I don't mean to degrade an entire region for its weather; I really don't. But to have to scuttle painfully from doorway to car, and from car to doorway, hoping your anti-perspirant holds out for just one more minute until you can get to the shelter of the vents-- that's just no way to live. Skulking in fear of the very air, from air-conditioned haven to air-conditioned haven-- it's enough to make one wonder, as one of the guys living there even said, how anybody ever survived there before air conditioning existed. I wonder what life there was like when that technology was brand-new and just being adopted?
I have to say, though, that I can see what kinds of personalities can come from these different kinds of climates. In California, the weather isn't your enemy. It goes about its business, you go about yours-- and so the people behave similarly.
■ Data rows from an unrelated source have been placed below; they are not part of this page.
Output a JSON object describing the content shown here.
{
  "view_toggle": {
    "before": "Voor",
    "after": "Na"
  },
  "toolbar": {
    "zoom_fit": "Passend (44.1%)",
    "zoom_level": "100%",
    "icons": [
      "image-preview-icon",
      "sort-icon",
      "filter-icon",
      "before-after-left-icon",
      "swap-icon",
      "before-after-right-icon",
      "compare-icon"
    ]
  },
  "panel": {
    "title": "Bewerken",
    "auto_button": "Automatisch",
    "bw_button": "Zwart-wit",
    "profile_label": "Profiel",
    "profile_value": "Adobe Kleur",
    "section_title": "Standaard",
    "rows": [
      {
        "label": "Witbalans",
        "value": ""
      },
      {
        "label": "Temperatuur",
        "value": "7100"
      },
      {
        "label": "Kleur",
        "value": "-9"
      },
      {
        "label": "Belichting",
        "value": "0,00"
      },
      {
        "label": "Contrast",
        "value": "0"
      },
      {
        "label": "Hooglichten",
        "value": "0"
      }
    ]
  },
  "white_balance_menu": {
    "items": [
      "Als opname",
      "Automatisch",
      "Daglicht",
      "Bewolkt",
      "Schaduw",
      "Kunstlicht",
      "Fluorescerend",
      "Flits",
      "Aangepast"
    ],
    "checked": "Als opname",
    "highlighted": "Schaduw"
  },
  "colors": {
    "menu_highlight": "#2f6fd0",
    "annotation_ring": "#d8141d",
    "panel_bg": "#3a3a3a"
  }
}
But in the South, and indeed in the Midwest and some parts of the East Coast, or anywhere where the humidity is that oppressive-- well, growing up where air conditioning is an inextricable part of life, and where rain can come kung-fu kicking at you from any direction at any time, I can easily see how one might grow up spoiled, dependent upon technology, unwilling to bear hardships in the natural world if there's any choice in the matter. Those people who are able to hike or jog or even play golf in such an environment I admire greatly, and in particular those who are able to cultivate an appreciation for the natural world against a backdrop where that world so vividly represents an adversary. But if you're looking for a reason why religion seems to have taken such hold in the South, I say that the weather's got to have a lot to do with it. In no other region is it so apparent that we're at the mercy of higher powers, and that God-- with his air-conditioned churches-- is on our side.
I don't mean to sound as though I hate these other regions. I don't. Indeed, if it weren't for the humidity (and possibly the church density), I'd find Nashville to be a charming and livable place. But ... well, you know, getting off the plane in San Jose, standing next to the shuttle bus to long-term parking with the sun beating down on me and yet my hands remaining dry and not a drop of sweat on me-- when I ask my brain what the possibility would be of my moving away, its immediate response is, What, are you nuts?